**Task statement**
Using the data that follows, report how many lines include "JSON"; output no other text.
-*-*-
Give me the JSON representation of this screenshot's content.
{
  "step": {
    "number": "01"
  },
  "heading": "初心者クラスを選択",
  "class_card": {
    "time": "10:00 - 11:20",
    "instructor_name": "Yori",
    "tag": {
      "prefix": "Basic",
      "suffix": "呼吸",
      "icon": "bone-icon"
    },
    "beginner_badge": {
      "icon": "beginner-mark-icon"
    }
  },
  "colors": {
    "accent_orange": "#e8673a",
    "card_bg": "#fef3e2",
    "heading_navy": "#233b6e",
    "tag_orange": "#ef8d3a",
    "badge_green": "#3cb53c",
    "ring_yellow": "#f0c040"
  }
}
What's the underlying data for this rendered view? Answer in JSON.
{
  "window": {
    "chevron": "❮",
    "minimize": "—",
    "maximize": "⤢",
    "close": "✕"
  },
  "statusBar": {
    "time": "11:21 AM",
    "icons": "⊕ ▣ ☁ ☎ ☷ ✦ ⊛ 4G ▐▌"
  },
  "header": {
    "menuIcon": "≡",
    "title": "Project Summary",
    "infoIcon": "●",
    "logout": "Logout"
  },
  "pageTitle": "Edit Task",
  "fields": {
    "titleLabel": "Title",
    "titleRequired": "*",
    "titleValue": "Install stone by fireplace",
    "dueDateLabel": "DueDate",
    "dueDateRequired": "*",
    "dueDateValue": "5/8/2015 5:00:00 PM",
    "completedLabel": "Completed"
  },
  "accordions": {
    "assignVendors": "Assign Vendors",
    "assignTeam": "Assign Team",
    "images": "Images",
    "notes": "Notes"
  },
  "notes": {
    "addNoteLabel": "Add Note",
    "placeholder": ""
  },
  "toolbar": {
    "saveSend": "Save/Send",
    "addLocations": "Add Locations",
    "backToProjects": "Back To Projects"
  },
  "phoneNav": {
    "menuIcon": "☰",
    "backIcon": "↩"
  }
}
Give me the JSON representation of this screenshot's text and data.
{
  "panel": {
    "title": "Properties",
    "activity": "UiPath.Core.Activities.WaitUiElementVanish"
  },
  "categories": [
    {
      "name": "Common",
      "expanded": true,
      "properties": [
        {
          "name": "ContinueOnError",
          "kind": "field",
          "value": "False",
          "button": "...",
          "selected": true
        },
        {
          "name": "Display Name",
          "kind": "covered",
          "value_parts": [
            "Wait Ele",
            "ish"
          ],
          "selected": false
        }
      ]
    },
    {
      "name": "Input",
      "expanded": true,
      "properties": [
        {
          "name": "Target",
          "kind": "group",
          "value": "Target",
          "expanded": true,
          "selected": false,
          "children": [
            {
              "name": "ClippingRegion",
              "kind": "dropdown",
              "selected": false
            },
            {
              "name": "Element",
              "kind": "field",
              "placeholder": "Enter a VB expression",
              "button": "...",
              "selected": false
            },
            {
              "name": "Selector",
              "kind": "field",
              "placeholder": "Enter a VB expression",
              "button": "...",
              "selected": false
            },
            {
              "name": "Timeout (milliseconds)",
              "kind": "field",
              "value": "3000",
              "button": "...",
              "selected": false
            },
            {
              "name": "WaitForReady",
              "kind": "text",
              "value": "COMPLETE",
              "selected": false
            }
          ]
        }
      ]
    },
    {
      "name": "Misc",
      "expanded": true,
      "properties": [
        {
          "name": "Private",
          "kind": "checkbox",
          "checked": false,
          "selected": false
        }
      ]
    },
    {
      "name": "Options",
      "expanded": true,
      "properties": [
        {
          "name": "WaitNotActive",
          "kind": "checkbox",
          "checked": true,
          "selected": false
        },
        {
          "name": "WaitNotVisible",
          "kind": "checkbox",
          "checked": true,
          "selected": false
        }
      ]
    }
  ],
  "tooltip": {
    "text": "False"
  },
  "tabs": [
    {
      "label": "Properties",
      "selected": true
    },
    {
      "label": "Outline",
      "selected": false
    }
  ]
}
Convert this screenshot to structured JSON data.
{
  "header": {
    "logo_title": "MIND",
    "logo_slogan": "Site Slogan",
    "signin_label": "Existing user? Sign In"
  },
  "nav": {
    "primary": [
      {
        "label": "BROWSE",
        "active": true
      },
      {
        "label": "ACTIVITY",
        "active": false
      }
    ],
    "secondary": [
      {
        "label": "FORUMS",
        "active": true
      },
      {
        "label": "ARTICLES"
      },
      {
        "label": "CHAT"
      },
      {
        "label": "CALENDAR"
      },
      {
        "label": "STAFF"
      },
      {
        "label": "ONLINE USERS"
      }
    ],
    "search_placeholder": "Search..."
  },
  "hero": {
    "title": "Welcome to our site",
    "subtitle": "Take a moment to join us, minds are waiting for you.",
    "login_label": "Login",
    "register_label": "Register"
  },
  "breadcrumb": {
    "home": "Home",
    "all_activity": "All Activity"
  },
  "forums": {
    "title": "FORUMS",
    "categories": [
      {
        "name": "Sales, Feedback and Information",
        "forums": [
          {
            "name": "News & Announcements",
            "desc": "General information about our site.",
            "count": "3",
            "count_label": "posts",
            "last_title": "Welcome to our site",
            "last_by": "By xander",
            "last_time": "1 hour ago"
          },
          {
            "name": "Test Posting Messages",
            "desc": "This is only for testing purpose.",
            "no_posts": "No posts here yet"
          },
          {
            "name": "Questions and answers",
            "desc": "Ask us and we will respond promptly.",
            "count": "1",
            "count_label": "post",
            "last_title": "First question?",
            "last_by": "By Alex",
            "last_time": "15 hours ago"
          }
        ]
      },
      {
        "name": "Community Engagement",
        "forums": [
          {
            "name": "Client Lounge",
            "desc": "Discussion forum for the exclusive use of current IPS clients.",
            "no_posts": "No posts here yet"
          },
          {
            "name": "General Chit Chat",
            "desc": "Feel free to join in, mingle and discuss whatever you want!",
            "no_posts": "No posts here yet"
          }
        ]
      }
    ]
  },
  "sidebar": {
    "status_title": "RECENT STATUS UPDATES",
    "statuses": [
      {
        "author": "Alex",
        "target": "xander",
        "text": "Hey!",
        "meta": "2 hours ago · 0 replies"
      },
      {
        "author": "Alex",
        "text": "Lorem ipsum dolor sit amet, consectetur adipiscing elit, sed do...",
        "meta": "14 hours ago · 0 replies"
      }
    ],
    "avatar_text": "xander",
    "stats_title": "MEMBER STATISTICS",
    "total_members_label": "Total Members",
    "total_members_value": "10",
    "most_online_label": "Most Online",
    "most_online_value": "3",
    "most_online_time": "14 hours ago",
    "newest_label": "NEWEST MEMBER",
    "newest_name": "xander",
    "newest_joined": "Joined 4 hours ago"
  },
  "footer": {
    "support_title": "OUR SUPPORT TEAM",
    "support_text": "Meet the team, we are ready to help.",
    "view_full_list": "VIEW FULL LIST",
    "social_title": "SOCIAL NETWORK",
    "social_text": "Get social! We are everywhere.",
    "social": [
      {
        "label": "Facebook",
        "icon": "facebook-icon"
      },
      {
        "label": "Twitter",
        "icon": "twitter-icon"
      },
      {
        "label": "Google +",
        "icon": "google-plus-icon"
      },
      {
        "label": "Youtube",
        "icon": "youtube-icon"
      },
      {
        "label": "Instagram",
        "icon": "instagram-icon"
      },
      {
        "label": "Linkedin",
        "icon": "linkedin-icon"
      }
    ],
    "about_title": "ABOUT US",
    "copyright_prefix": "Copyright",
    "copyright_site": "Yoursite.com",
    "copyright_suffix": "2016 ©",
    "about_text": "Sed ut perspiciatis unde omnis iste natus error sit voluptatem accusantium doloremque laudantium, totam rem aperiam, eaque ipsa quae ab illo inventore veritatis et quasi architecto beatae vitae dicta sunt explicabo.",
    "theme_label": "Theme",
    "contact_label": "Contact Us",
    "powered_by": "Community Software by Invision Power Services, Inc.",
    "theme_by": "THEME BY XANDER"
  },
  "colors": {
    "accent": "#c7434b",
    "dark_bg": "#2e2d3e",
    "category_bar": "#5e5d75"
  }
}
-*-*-
**Solved exercise**
4